> **Exercise details**: Output all of the listing below, leaving every line unchanged.

[Input data — start]

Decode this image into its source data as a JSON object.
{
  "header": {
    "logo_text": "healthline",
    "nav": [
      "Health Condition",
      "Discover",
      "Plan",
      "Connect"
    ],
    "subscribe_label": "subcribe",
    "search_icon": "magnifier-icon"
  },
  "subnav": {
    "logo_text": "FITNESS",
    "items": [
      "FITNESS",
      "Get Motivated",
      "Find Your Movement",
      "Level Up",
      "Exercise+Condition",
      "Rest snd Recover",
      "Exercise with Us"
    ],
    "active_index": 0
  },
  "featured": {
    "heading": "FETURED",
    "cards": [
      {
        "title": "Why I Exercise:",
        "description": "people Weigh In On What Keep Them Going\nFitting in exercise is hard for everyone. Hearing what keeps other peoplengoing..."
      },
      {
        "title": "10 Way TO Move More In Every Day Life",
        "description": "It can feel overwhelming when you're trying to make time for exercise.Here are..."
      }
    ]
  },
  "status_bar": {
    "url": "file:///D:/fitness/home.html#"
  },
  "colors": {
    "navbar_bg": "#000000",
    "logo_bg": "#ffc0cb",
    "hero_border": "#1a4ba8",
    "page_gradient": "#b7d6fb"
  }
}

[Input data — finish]

> **Response**:
Decode this image into its source data as a JSON object.
{
  "header": {
    "logo_text": "healthline",
    "nav": [
      "Health Condition",
      "Discover",
      "Plan",
      "Connect"
    ],
    "subscribe_label": "subcribe",
    "search_icon": "magnifier-icon"
  },
  "subnav": {
    "logo_text": "FITNESS",
    "items": [
      "FITNESS",
      "Get Motivated",
      "Find Your Movement",
      "Level Up",
      "Exercise+Condition",
      "Rest snd Recover",
      "Exercise with Us"
    ],
    "active_index": 0
  },
  "featured": {
    "heading": "FETURED",
    "cards": [
      {
        "title": "Why I Exercise:",
        "description": "people Weigh In On What Keep Them Going\nFitting in exercise is hard for everyone. Hearing what keeps other peoplengoing..."
      },
      {
        "title": "10 Way TO Move More In Every Day Life",
        "description": "It can feel overwhelming when you're trying to make time for exercise.Here are..."
      }
    ]
  },
  "status_bar": {
    "url": "file:///D:/fitness/home.html#"
  },
  "colors": {
    "navbar_bg": "#000000",
    "logo_bg": "#ffc0cb",
    "hero_border": "#1a4ba8",
    "page_gradient": "#b7d6fb"
  }
}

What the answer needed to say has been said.